Start of THE DATA

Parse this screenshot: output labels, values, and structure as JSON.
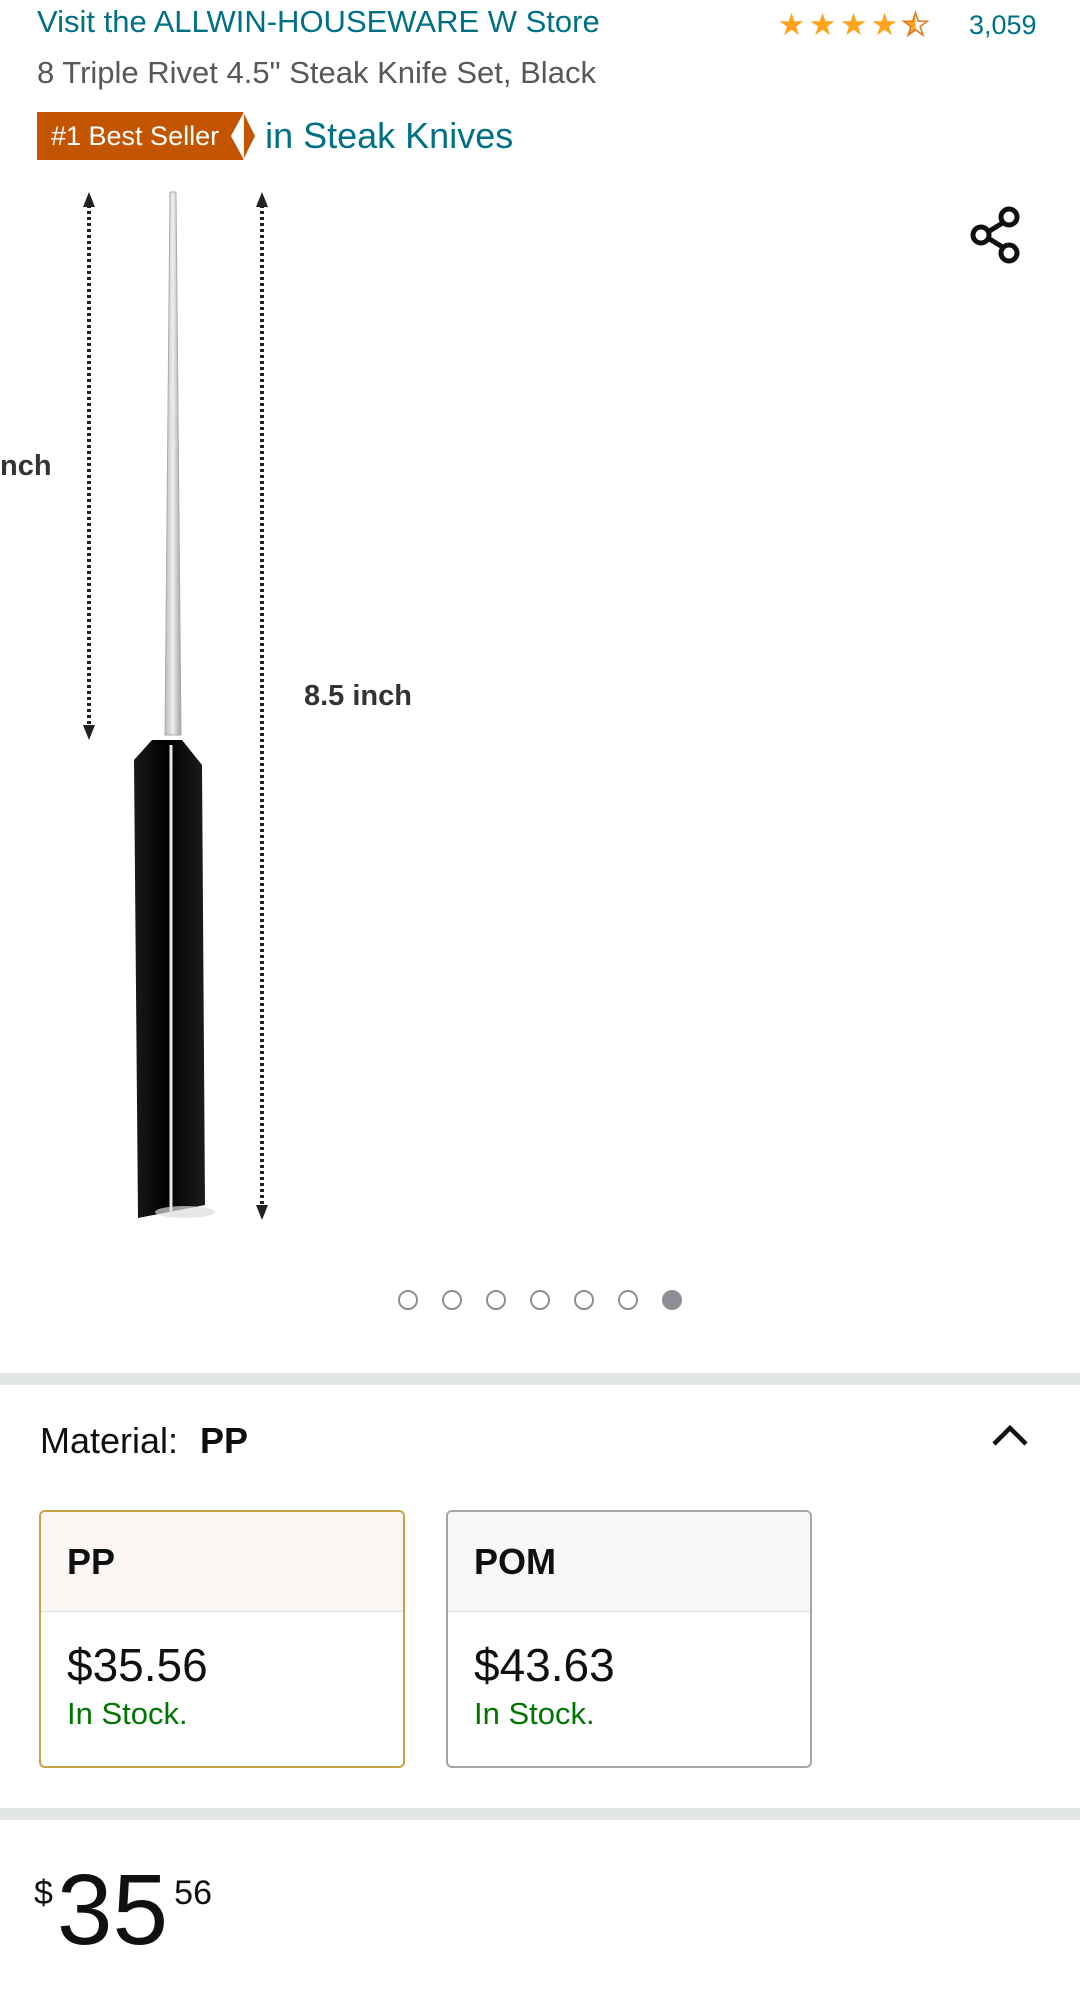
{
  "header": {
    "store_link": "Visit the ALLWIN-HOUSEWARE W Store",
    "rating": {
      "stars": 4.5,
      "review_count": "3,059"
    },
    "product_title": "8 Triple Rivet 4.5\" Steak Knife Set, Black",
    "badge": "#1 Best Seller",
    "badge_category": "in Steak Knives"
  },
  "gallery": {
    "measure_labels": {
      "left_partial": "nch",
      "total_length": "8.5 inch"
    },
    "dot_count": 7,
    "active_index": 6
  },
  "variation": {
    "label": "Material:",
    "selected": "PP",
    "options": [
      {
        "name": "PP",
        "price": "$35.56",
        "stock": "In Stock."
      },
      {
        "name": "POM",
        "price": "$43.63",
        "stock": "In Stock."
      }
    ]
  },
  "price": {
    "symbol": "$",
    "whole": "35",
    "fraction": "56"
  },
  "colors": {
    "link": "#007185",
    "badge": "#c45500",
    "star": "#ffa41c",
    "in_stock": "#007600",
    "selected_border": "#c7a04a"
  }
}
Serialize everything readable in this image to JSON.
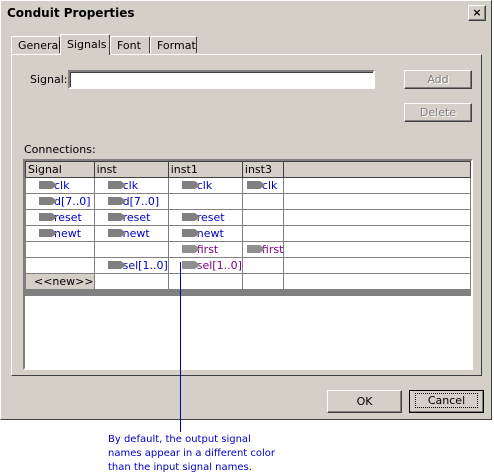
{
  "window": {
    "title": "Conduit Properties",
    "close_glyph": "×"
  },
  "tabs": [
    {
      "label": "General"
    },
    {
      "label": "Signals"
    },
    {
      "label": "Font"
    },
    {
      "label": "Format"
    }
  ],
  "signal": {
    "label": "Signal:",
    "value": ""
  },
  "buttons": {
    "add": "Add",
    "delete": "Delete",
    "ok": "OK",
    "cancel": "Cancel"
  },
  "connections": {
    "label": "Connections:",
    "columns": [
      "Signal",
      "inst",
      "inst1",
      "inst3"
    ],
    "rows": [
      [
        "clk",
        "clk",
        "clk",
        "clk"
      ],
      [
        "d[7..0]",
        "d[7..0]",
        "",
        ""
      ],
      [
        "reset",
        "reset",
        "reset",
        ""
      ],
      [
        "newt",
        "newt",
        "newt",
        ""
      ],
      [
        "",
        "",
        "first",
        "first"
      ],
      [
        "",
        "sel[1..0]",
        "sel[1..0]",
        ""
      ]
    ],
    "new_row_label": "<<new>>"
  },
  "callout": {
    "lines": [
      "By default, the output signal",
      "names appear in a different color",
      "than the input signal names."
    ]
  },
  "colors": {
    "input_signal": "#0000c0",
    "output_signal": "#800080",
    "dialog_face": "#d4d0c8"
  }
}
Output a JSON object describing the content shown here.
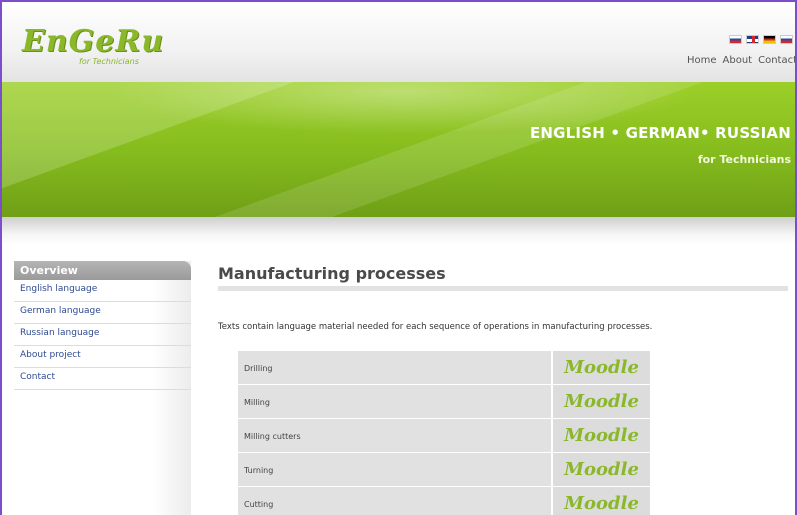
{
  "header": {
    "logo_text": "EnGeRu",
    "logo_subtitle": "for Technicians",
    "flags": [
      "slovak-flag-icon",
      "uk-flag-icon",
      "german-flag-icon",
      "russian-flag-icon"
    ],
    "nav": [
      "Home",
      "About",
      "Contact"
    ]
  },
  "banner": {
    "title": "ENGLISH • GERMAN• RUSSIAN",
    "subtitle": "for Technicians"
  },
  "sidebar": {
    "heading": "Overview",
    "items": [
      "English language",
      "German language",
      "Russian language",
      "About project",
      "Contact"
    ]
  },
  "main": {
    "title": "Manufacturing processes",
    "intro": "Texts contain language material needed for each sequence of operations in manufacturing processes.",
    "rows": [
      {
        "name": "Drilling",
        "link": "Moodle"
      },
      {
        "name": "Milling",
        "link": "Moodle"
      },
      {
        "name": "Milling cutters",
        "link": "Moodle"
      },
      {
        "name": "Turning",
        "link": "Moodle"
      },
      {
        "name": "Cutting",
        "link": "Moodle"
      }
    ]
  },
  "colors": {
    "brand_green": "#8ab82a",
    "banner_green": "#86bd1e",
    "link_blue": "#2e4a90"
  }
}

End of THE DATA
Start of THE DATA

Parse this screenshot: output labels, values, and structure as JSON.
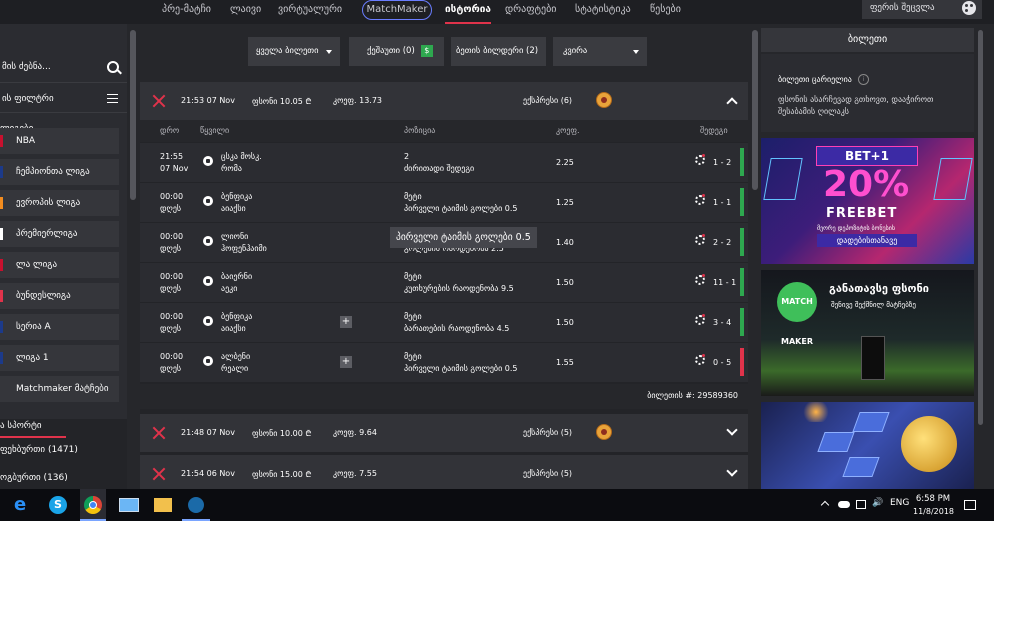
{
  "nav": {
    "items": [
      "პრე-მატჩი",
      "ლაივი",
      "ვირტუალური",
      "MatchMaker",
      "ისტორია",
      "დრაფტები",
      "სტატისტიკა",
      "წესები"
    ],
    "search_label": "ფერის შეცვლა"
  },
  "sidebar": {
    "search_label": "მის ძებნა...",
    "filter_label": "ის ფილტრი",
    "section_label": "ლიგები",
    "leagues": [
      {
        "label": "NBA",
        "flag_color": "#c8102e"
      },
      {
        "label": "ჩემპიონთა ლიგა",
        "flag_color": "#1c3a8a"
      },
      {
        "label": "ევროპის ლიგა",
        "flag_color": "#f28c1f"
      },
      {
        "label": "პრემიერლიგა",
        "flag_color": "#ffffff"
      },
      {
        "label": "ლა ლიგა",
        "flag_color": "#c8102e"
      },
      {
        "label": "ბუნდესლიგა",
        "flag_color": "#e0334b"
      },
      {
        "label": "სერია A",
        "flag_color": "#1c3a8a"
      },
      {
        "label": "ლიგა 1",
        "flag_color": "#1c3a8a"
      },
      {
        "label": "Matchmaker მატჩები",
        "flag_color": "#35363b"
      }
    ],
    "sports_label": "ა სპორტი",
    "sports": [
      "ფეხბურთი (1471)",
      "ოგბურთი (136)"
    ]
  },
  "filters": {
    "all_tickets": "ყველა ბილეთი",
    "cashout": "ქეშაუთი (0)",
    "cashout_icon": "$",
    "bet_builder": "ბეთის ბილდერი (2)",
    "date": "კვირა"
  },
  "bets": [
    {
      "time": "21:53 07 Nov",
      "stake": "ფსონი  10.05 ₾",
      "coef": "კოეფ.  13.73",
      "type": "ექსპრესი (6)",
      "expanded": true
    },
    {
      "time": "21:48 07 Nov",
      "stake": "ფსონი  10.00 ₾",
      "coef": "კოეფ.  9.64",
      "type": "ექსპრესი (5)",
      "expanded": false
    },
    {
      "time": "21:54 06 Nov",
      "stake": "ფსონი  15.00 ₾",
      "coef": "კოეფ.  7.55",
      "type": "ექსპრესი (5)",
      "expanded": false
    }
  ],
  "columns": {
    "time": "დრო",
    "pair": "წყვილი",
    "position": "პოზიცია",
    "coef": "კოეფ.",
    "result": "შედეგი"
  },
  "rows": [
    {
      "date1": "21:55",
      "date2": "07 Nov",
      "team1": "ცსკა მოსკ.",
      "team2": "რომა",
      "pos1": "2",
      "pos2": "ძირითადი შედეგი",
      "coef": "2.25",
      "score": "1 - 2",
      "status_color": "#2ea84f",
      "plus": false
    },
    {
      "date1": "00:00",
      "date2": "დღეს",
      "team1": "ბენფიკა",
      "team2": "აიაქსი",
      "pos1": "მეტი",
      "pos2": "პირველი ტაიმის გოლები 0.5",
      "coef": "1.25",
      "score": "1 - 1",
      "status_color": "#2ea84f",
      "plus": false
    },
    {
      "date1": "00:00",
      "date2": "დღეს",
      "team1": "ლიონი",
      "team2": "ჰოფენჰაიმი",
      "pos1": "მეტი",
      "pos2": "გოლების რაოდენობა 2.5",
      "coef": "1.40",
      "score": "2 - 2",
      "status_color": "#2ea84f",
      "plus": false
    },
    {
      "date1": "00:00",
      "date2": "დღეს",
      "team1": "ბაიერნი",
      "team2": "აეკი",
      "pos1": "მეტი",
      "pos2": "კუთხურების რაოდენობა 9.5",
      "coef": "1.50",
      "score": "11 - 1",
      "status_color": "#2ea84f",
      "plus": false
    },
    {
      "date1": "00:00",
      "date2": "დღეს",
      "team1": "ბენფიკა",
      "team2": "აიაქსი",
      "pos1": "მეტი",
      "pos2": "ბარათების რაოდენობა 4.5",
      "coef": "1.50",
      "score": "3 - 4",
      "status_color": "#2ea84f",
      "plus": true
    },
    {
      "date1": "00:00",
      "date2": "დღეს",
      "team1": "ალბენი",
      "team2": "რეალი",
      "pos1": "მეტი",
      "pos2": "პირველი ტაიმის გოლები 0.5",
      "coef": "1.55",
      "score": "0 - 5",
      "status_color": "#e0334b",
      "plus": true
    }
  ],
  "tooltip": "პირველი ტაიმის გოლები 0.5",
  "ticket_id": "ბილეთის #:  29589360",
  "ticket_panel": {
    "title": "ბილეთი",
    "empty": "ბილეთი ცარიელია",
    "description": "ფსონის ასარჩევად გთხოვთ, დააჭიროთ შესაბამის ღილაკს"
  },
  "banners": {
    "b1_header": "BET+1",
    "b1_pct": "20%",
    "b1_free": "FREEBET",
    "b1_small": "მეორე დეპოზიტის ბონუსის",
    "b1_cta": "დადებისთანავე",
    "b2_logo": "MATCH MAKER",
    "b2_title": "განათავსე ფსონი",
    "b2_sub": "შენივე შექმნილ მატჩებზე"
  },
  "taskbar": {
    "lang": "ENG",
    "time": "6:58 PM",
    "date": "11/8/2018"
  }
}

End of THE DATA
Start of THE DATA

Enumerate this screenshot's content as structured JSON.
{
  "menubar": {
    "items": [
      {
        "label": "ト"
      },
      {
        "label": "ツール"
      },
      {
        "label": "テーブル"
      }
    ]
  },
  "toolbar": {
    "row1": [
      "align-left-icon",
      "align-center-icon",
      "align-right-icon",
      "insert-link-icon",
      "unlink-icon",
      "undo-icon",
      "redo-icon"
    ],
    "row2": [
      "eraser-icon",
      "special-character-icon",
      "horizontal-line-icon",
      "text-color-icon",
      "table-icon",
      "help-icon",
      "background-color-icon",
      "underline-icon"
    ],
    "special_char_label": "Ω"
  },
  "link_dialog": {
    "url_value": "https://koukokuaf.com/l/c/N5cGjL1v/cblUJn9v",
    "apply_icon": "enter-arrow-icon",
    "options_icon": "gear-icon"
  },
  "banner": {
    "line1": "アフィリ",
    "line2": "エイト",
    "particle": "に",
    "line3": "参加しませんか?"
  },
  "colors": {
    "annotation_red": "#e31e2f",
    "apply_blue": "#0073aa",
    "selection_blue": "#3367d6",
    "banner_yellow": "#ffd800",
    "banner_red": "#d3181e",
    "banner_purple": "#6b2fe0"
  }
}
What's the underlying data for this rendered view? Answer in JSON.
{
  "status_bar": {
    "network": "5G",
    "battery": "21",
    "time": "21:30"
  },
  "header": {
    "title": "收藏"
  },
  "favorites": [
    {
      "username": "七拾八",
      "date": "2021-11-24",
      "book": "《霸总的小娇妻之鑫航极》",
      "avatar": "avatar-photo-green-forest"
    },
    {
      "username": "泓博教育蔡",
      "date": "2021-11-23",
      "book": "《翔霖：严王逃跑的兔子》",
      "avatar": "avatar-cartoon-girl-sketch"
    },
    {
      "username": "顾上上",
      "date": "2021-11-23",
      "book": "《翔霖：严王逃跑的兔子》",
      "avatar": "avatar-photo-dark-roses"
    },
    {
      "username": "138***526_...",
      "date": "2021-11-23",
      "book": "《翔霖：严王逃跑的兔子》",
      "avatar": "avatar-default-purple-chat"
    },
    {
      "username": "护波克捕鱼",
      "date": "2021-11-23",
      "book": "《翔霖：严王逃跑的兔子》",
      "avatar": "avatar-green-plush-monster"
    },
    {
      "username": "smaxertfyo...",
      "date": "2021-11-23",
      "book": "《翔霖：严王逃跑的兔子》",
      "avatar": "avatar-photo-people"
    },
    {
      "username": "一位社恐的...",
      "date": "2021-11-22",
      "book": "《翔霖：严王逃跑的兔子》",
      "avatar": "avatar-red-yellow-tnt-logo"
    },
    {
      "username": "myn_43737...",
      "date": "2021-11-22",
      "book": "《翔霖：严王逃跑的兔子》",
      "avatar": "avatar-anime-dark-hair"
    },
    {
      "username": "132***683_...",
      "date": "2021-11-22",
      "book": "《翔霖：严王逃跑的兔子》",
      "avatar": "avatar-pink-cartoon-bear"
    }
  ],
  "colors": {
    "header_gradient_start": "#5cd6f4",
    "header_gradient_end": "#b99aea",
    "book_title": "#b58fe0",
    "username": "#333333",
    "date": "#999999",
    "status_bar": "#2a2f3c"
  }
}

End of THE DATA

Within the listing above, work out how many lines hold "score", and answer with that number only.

6